I understand that according to the C++ spec there is no such thing as a "method", and some (many? most?) C++ programmers consider "method" to be a Java-ism. On the other hand, even on a C++ forum people seem to talk about methods without twitching. I am looking for known conventions or common practices regarding this terminology.
I am documenting an API that has both C++ and Java versions. The developers actually kept the class and method/member-function names the same between the two, presumably for expedience in porting and testing. Because of this, some of what needs to be documented about these APIs sits "above" the choice of language; I need to be able to talk in general about Foos and Bars, with their baz() and mumble()...methods?
If I talk about methods Java programmers will consider it natural and, it appears, C++ programmers will probably understand but some will consider it to be incorrect. My question is: how heinous is this in practice? How are C++ member functions conventionally talked about in "general OOP" contexts, as opposed to C++-specific ones? Is there a better way to talk about member functions in a way that's not incorrect for either language? ("Member functions" is a little verbose.)
This isn't an opinion survey; I'm trying to determine if there are actual conventions or common practices to address this problem.

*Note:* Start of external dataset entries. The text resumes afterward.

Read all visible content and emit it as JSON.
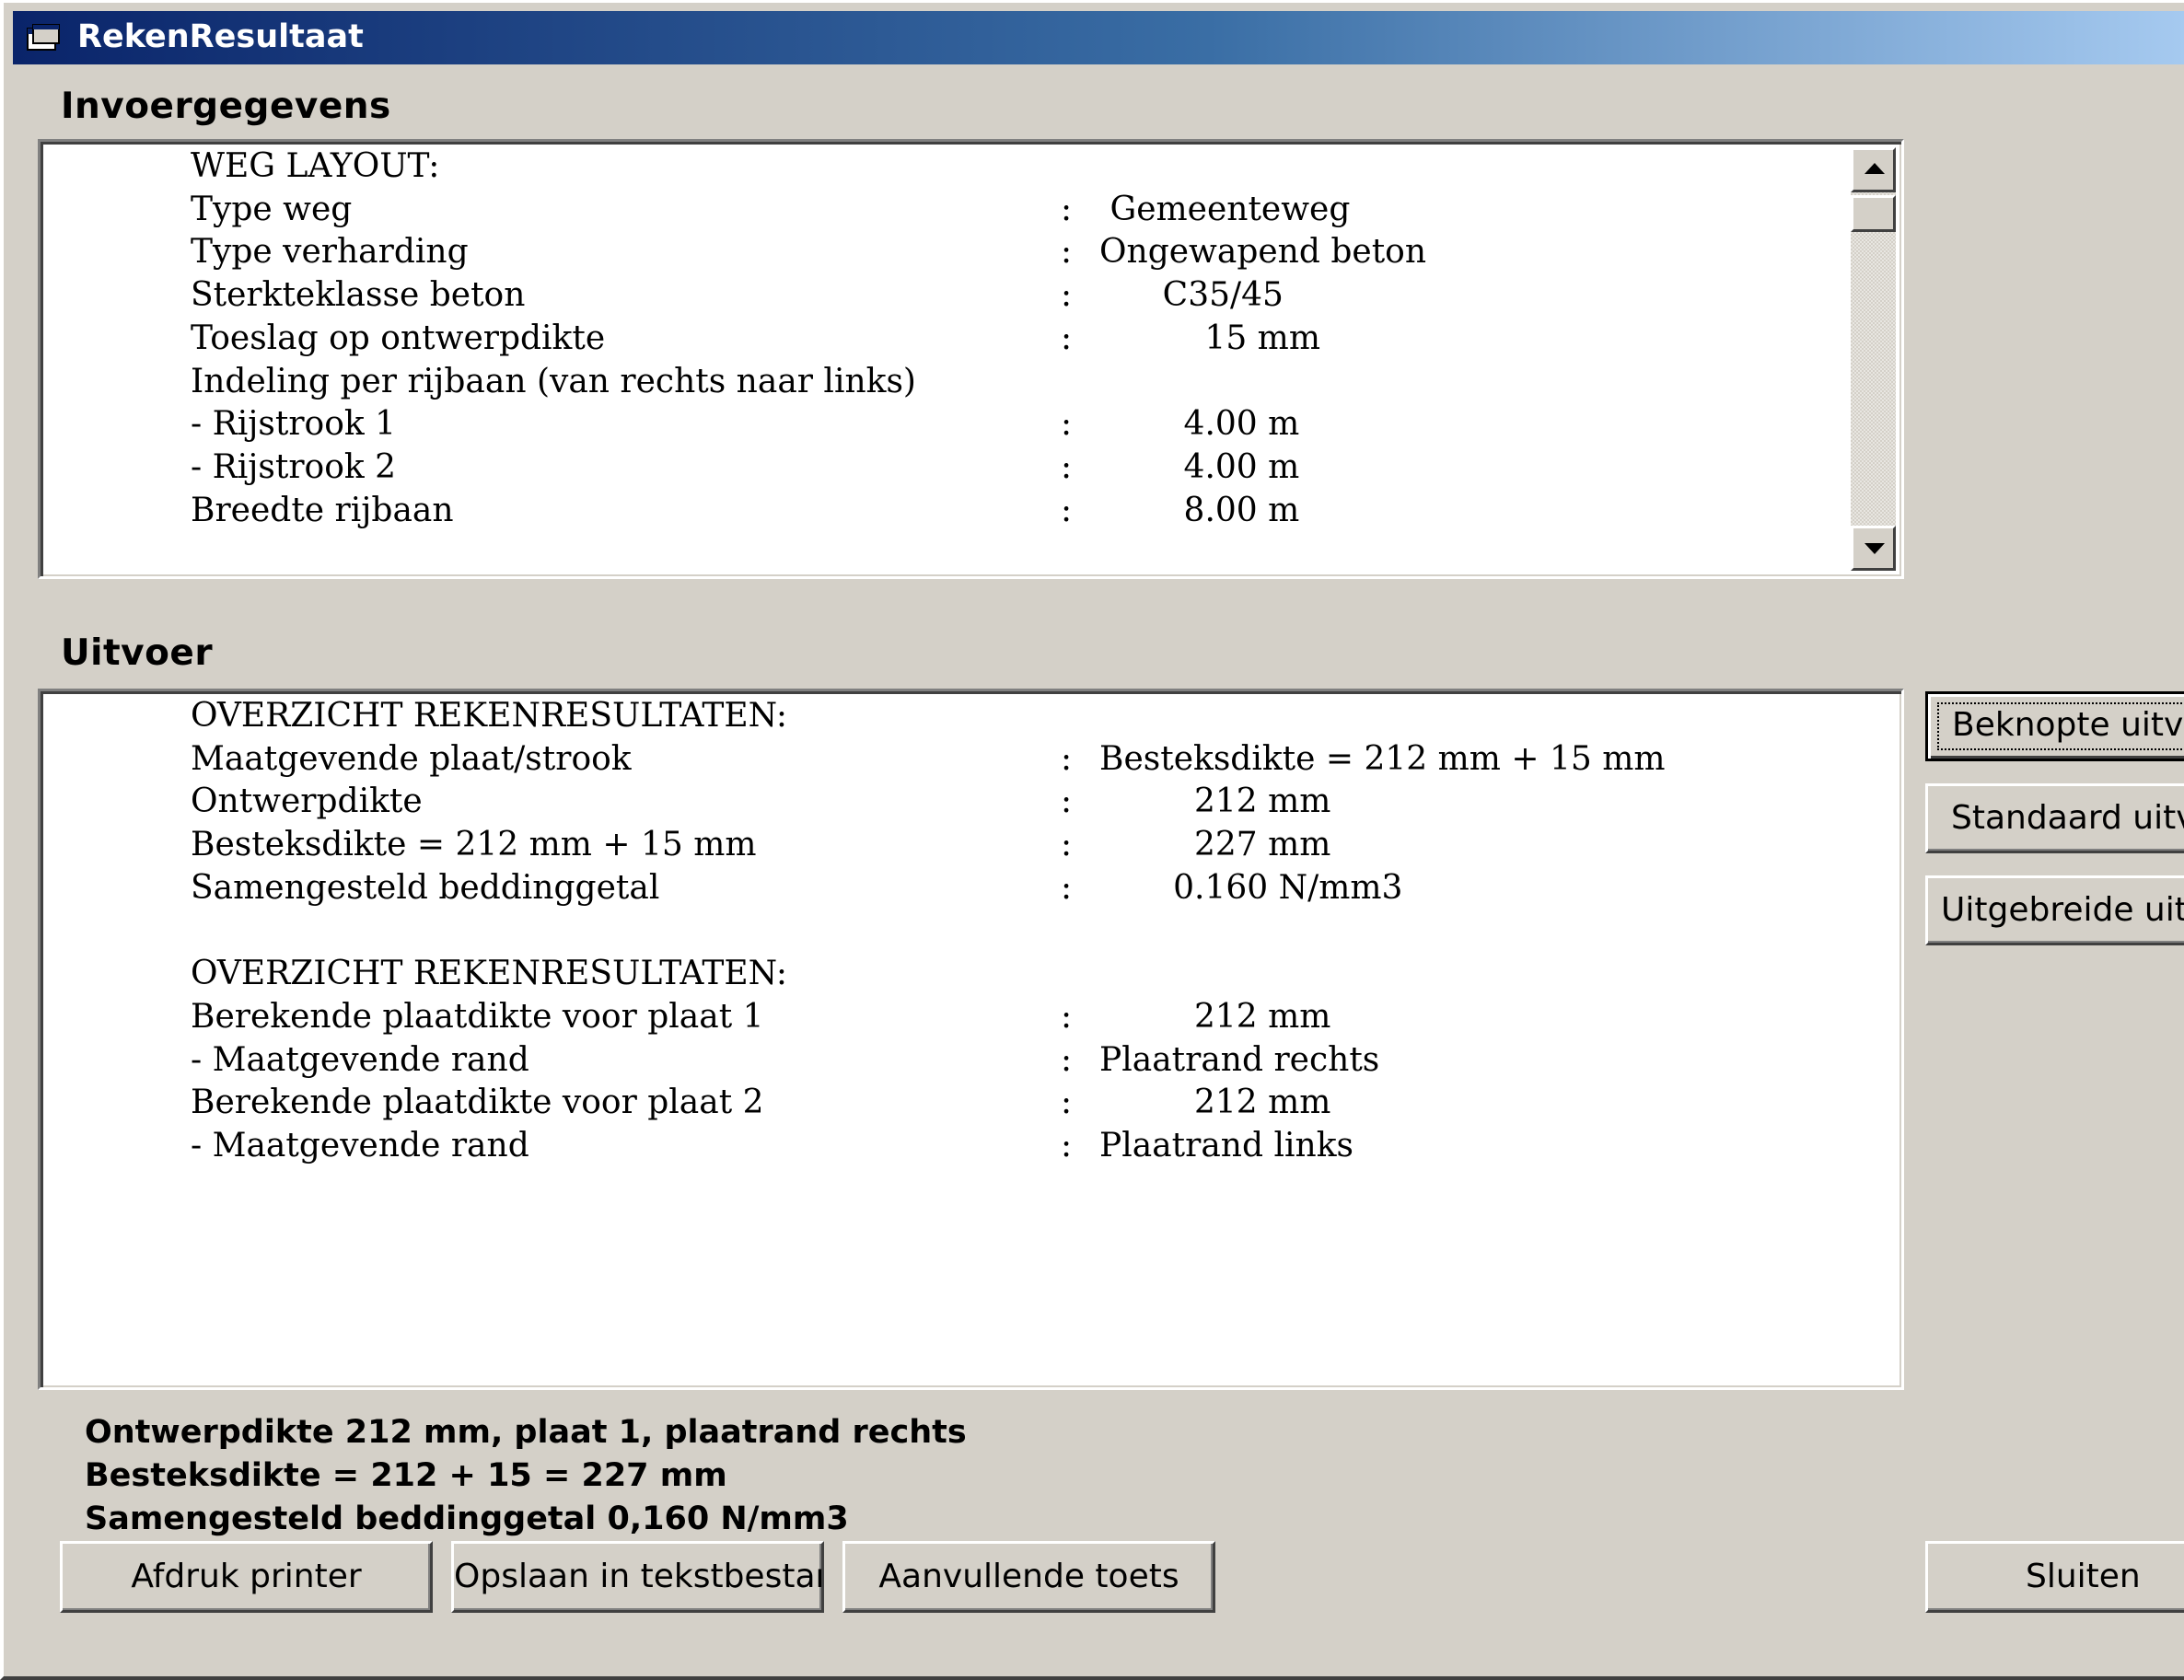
{
  "window": {
    "title": "RekenResultaat"
  },
  "invoer": {
    "label": "Invoergegevens",
    "lines": [
      {
        "text": "WEG LAYOUT:",
        "sep": "",
        "value": ""
      },
      {
        "text": "Type weg",
        "sep": ":",
        "value": " Gemeenteweg"
      },
      {
        "text": "Type verharding",
        "sep": ":",
        "value": "Ongewapend beton"
      },
      {
        "text": "Sterkteklasse beton",
        "sep": ":",
        "value": "      C35/45"
      },
      {
        "text": "Toeslag op ontwerpdikte",
        "sep": ":",
        "value": "          15 mm"
      },
      {
        "text": "Indeling per rijbaan (van rechts naar links)",
        "sep": "",
        "value": ""
      },
      {
        "text": "- Rijstrook 1",
        "sep": ":",
        "value": "        4.00 m"
      },
      {
        "text": "- Rijstrook 2",
        "sep": ":",
        "value": "        4.00 m"
      },
      {
        "text": "Breedte rijbaan",
        "sep": ":",
        "value": "        8.00 m"
      }
    ]
  },
  "uitvoer": {
    "label": "Uitvoer",
    "lines": [
      {
        "text": "OVERZICHT REKENRESULTATEN:",
        "sep": "",
        "value": ""
      },
      {
        "text": "Maatgevende plaat/strook",
        "sep": ":",
        "value": "Besteksdikte = 212 mm + 15 mm"
      },
      {
        "text": "Ontwerpdikte",
        "sep": ":",
        "value": "         212 mm"
      },
      {
        "text": "Besteksdikte = 212 mm + 15 mm",
        "sep": ":",
        "value": "         227 mm"
      },
      {
        "text": "Samengesteld beddinggetal",
        "sep": ":",
        "value": "       0.160 N/mm3"
      },
      {
        "text": "",
        "sep": "",
        "value": ""
      },
      {
        "text": "OVERZICHT REKENRESULTATEN:",
        "sep": "",
        "value": ""
      },
      {
        "text": "Berekende plaatdikte voor plaat 1",
        "sep": ":",
        "value": "         212 mm"
      },
      {
        "text": "- Maatgevende rand",
        "sep": ":",
        "value": "Plaatrand rechts"
      },
      {
        "text": "Berekende plaatdikte voor plaat 2",
        "sep": ":",
        "value": "         212 mm"
      },
      {
        "text": "- Maatgevende rand",
        "sep": ":",
        "value": "Plaatrand links"
      }
    ]
  },
  "output_buttons": {
    "beknopt": "Beknopte uitvoer",
    "standaard": "Standaard uitvoer",
    "uitgebreid": "Uitgebreide uitvoer"
  },
  "summary": {
    "line1": "Ontwerpdikte 212 mm, plaat 1, plaatrand rechts",
    "line2": "Besteksdikte = 212 + 15 = 227 mm",
    "line3": "Samengesteld beddinggetal 0,160 N/mm3"
  },
  "bottom_buttons": {
    "afdruk": "Afdruk printer",
    "opslaan": "Opslaan in tekstbestand",
    "aanvullend": "Aanvullende toets",
    "sluiten": "Sluiten"
  },
  "colors": {
    "titlebar_start": "#0a246a",
    "titlebar_end": "#a6caf0",
    "face": "#d4d0c8"
  },
  "icons": {
    "app": "app-window-icon"
  }
}
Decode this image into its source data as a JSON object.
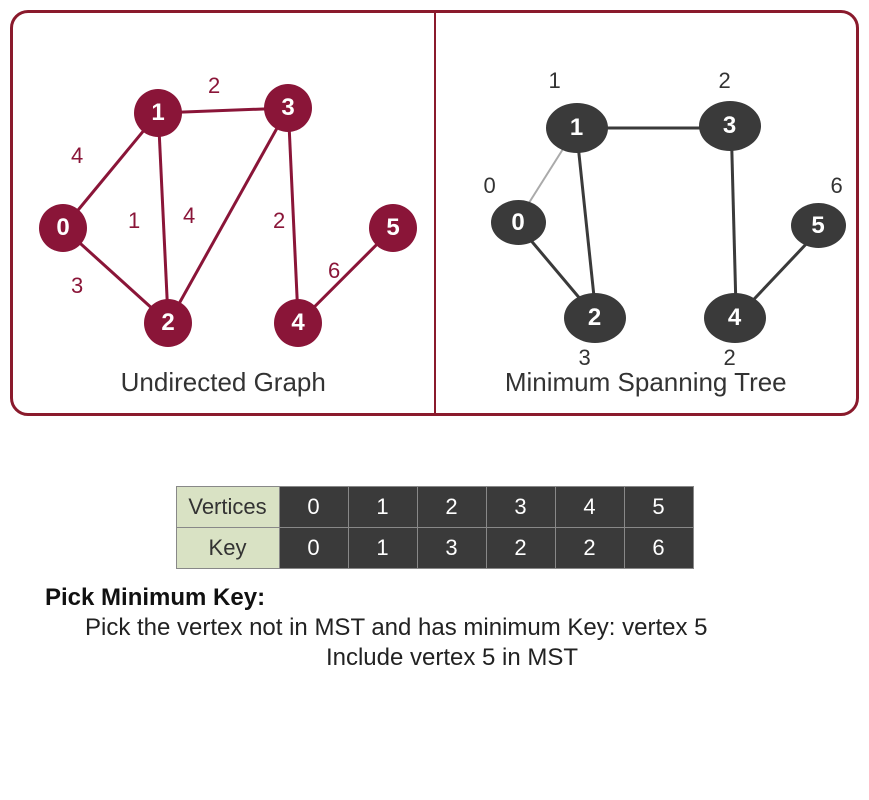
{
  "left_caption": "Undirected Graph",
  "right_caption": "Minimum Spanning Tree",
  "ug_nodes": {
    "n0": "0",
    "n1": "1",
    "n2": "2",
    "n3": "3",
    "n4": "4",
    "n5": "5"
  },
  "ug_weights": {
    "e01": "4",
    "e02": "3",
    "e12": "1",
    "e13": "2",
    "e23": "4",
    "e34": "2",
    "e45": "6"
  },
  "mst_nodes": {
    "n0": "0",
    "n1": "1",
    "n2": "2",
    "n3": "3",
    "n4": "4",
    "n5": "5"
  },
  "mst_labels": {
    "l0": "0",
    "l1": "1",
    "l2": "3",
    "l3": "2",
    "l4": "2",
    "l5": "6"
  },
  "table": {
    "row1_header": "Vertices",
    "row1": [
      "0",
      "1",
      "2",
      "3",
      "4",
      "5"
    ],
    "row2_header": "Key",
    "row2": [
      "0",
      "1",
      "3",
      "2",
      "2",
      "6"
    ]
  },
  "pick_title": "Pick Minimum Key:",
  "pick_line1": "Pick the vertex not in MST and has minimum Key: vertex 5",
  "pick_line2": "Include vertex 5 in MST"
}
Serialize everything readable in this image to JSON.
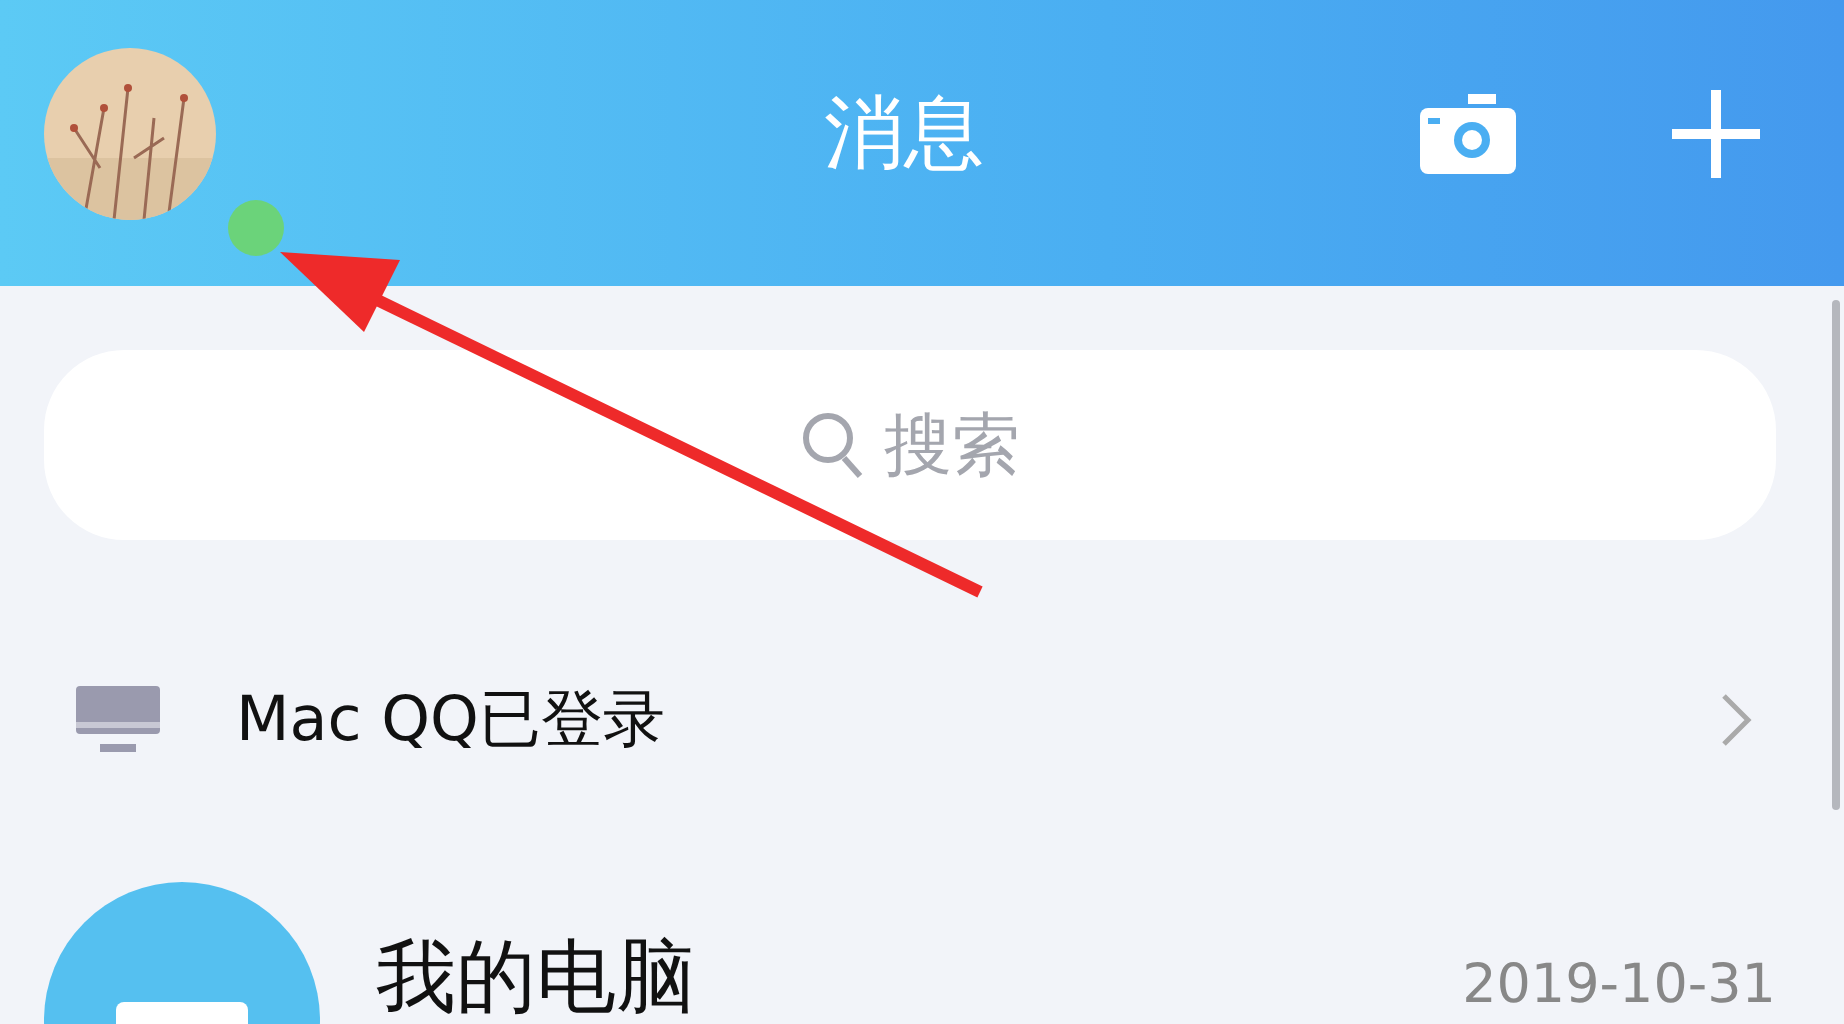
{
  "header": {
    "title": "消息",
    "online": true
  },
  "search": {
    "placeholder": "搜索"
  },
  "device_row": {
    "label": "Mac QQ已登录"
  },
  "conversations": [
    {
      "name": "我的电脑",
      "time": "2019-10-31"
    }
  ]
}
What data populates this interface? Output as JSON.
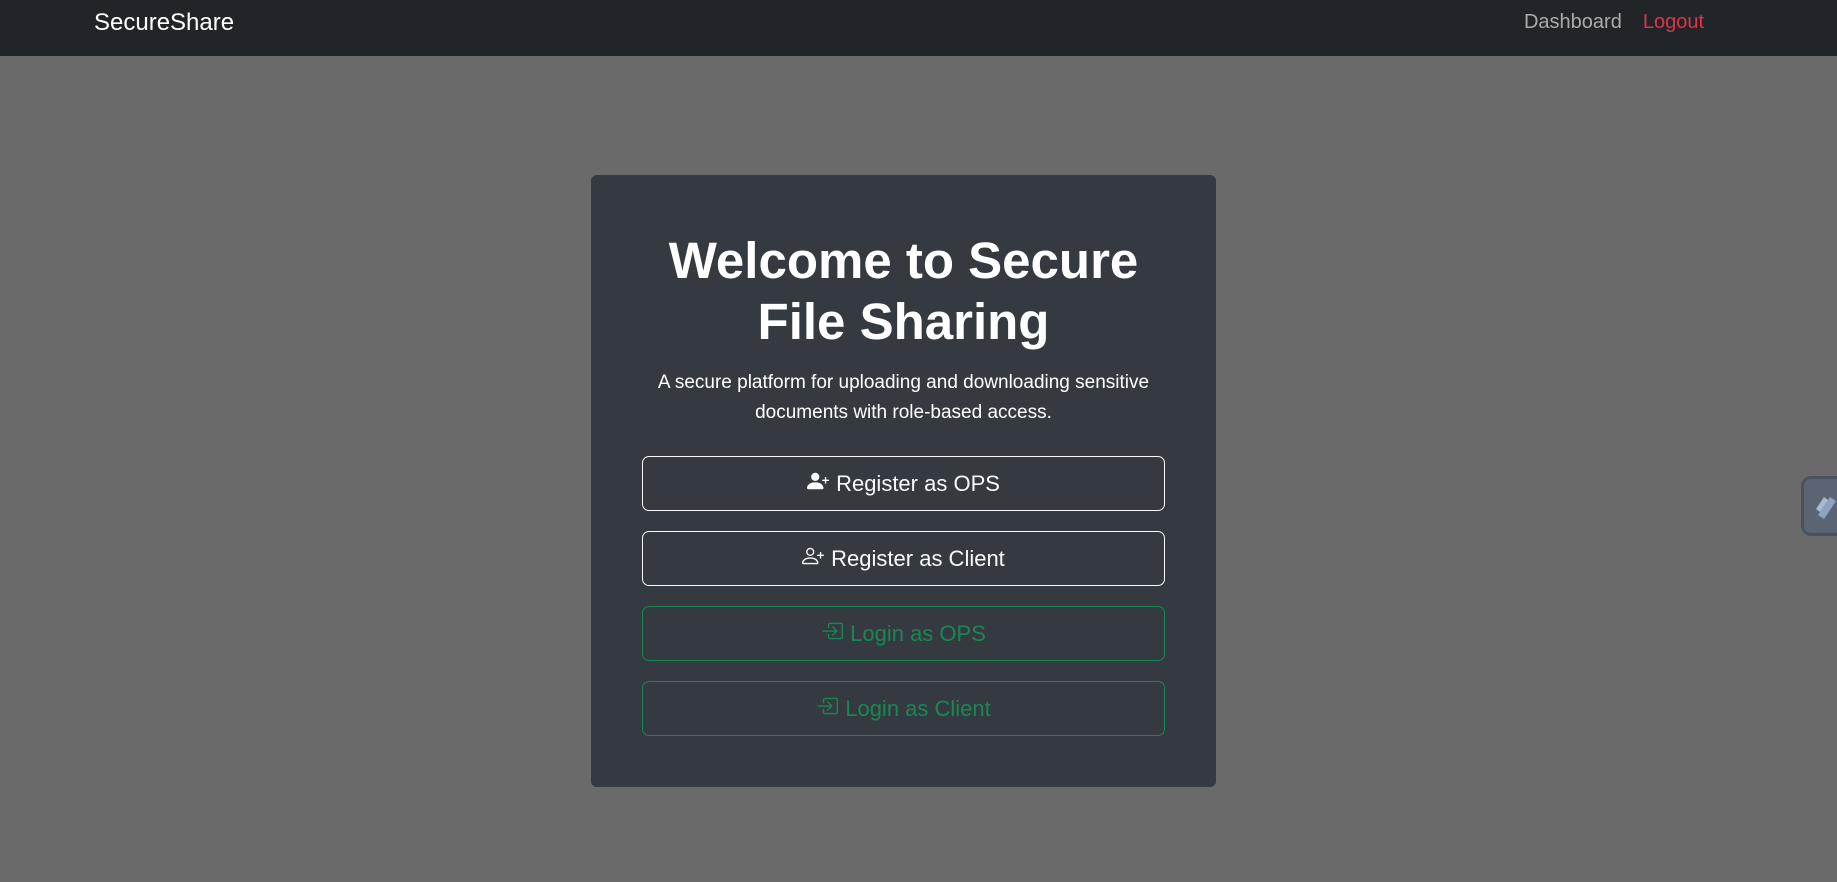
{
  "navbar": {
    "brand": "SecureShare",
    "links": {
      "dashboard": "Dashboard",
      "logout": "Logout"
    }
  },
  "card": {
    "title": "Welcome to Secure File Sharing",
    "subtitle": "A secure platform for uploading and downloading sensitive documents with role-based access.",
    "buttons": {
      "register_ops": {
        "label": "Register as OPS",
        "icon": "person-plus-fill-icon"
      },
      "register_client": {
        "label": "Register as Client",
        "icon": "person-plus-icon"
      },
      "login_ops": {
        "label": "Login as OPS",
        "icon": "box-arrow-in-right-icon"
      },
      "login_client": {
        "label": "Login as Client",
        "icon": "box-arrow-in-right-icon"
      }
    }
  },
  "colors": {
    "page_bg": "#6a6a6a",
    "navbar_bg": "#212529",
    "card_bg": "#343a40",
    "danger": "#dc3545",
    "success": "#198754",
    "light": "#f8f9fa"
  }
}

I am aware of this question, but it's about OOP in general and doesn't ask about specific languages.